  8. 5 Paul the Roman in Asia
    (pp. 152-189)

    Paul was in a way a typical product of the empire. He was born to immigrant parents from Judea who settled in Tarsus, a city colonized by Seleucid and Roman rulers. A Pharisee, at the same time he received his education in the language of the imperialist. He acquired Roman citizenship. How he managed this is a mystery. He may have inherited it from his father or his grandfather for the distinguished services one of them must have rendered to the state. Paul traveled throughout the Roman empire preaching a new message—the Christ crucified—an amalgam that drew on...

  9. 6 Exegesis in Eastern Climes
    (pp. 190-223)

    This chapter brings together some of the distinctive and recent features of the appropriation of the Bible in Asia. It will highlight the following: employment of the Bible in a multireligious context; the recent surfacing of minority voices, such as the Dalits, Burakumin, women, and indigenous people; and the two recent entrants on the scene—postcolonialism and Asian diasporic interpretation. In addressing these, I shall bring out issues at the center of interpretation, the personalities who shaped the debate, historical moments that informed the discourse, and the methods and theories that fashioned reading practices.

    One of the critical questions that...
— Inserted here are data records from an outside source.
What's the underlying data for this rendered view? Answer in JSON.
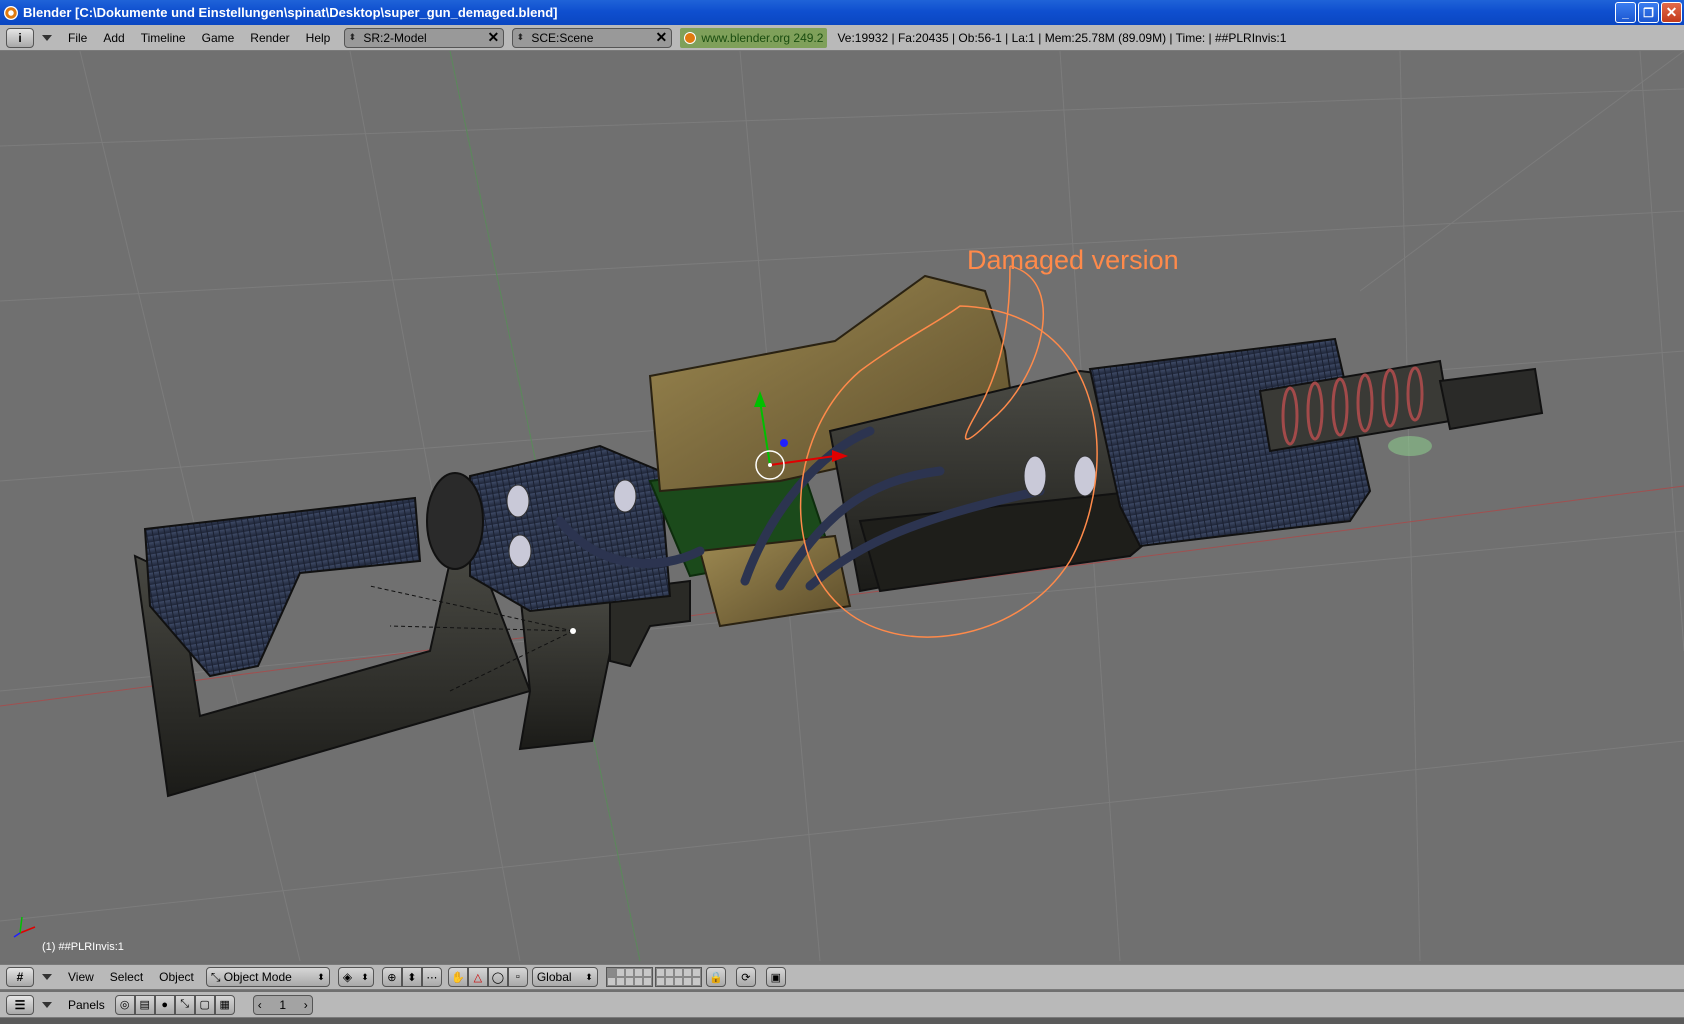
{
  "window": {
    "title": "Blender [C:\\Dokumente und Einstellungen\\spinat\\Desktop\\super_gun_demaged.blend]",
    "minimize_glyph": "_",
    "restore_glyph": "❐",
    "close_glyph": "✕"
  },
  "top_header": {
    "info_icon": "i",
    "menu": [
      "File",
      "Add",
      "Timeline",
      "Game",
      "Render",
      "Help"
    ],
    "screen_field": "SR:2-Model",
    "scene_field": "SCE:Scene",
    "blender_link": "www.blender.org 249.2",
    "stats": "Ve:19932 | Fa:20435 | Ob:56-1 | La:1  | Mem:25.78M (89.09M)  | Time: | ##PLRInvis:1"
  },
  "viewport": {
    "annotation": "Damaged version",
    "object_label": "(1) ##PLRInvis:1",
    "annotation_color": "#ff8a4a"
  },
  "view_header": {
    "menu": [
      "View",
      "Select",
      "Object"
    ],
    "mode": "Object Mode",
    "orientation": "Global"
  },
  "panel_header": {
    "label": "Panels",
    "frame": "1"
  }
}
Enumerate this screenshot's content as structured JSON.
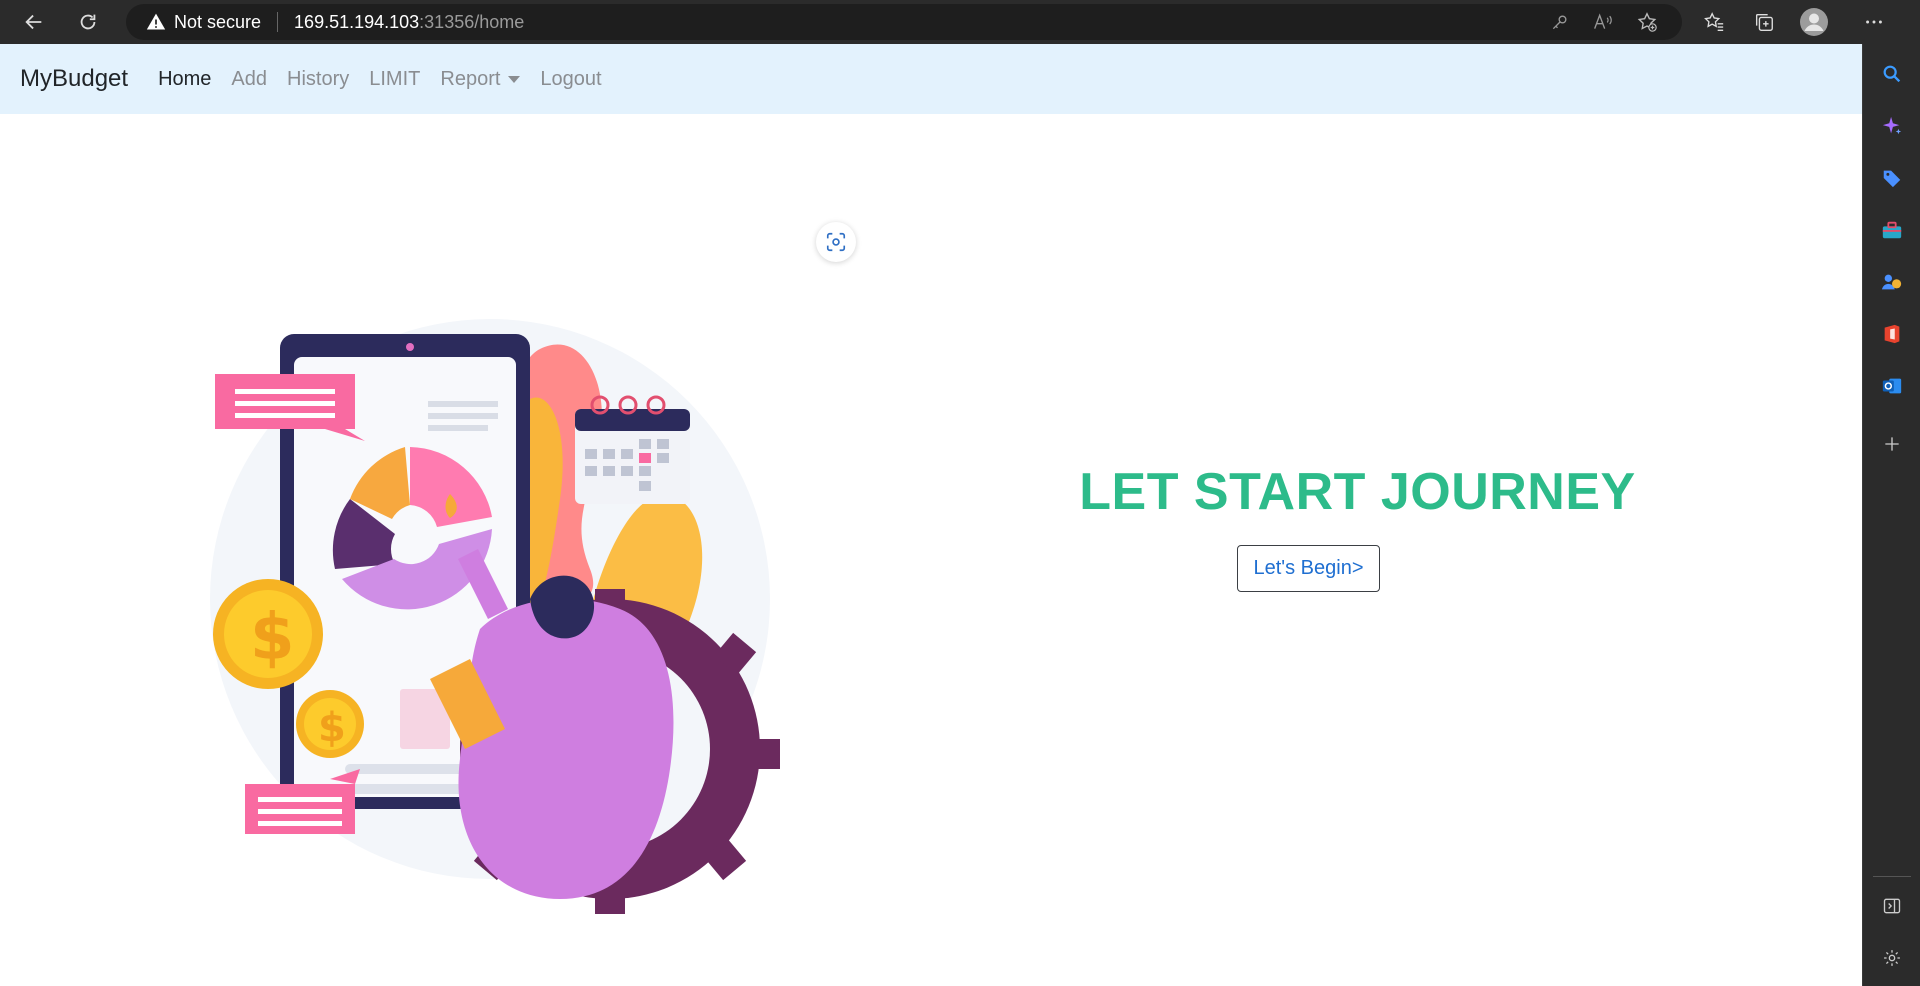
{
  "browser": {
    "security_label": "Not secure",
    "url_host": "169.51.194.103",
    "url_rest": ":31356/home"
  },
  "navbar": {
    "brand": "MyBudget",
    "links": [
      {
        "label": "Home",
        "active": true
      },
      {
        "label": "Add"
      },
      {
        "label": "History"
      },
      {
        "label": "LIMIT"
      },
      {
        "label": "Report"
      },
      {
        "label": "Logout"
      }
    ]
  },
  "hero": {
    "title": "LET START JOURNEY",
    "button_label": "Let's Begin>"
  },
  "colors": {
    "navbar_bg": "#e3f2fd",
    "title": "#2dbb8a",
    "button_text": "#1f6fd1",
    "chrome_bg": "#2b2b2b"
  }
}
  10. 7 Between the Lines of Asian Fiction
    (pp. 224-257)

    The Christian Bible, as David Norman wrote, is accorded a “unique place not just in religious consciousness but in linguistic and literary consciousness” of the West.¹ As a foundational text of Western civilization, the Christian Bible has provided rich resources for its language, literature, art, and film. Apart from being treated as a literature in itself, the Christian Bible has been an inspiring source for Western culture. The Book of Books has begotten many books. Freed from their ecclesial and pietistic environment, biblical stories have been retold and modified to meet a variety of needs and occasions. These fictional avatars...

  11. Conclusion
    (pp. 258-264)

    The Asian biblical interpretations discussed in this volume make clear that the highly cherished Protestant principle of scripture alone has little purchase in Asia. The reformers’ claim that the Bible is sufficient and the sole truth is untenable in a continent that teems with textual traditions. What is more, such a claim is misleading. Asian interpretation has shown that when an Asian Christian reads the Bible, he or she does not read it alone but alongside something else. It has always been the Bible plus the Bhagavad Gita or the Dhammapada or the Analects. Read in Asia, the Christian Bible...

  12. Notes
    (pp. 265-290)
  13. Acknowledgments
    (pp. 291-292)
  14. Index of Scriptural References
    (pp. 293-296)
  15. General Index
    (pp. 297-304)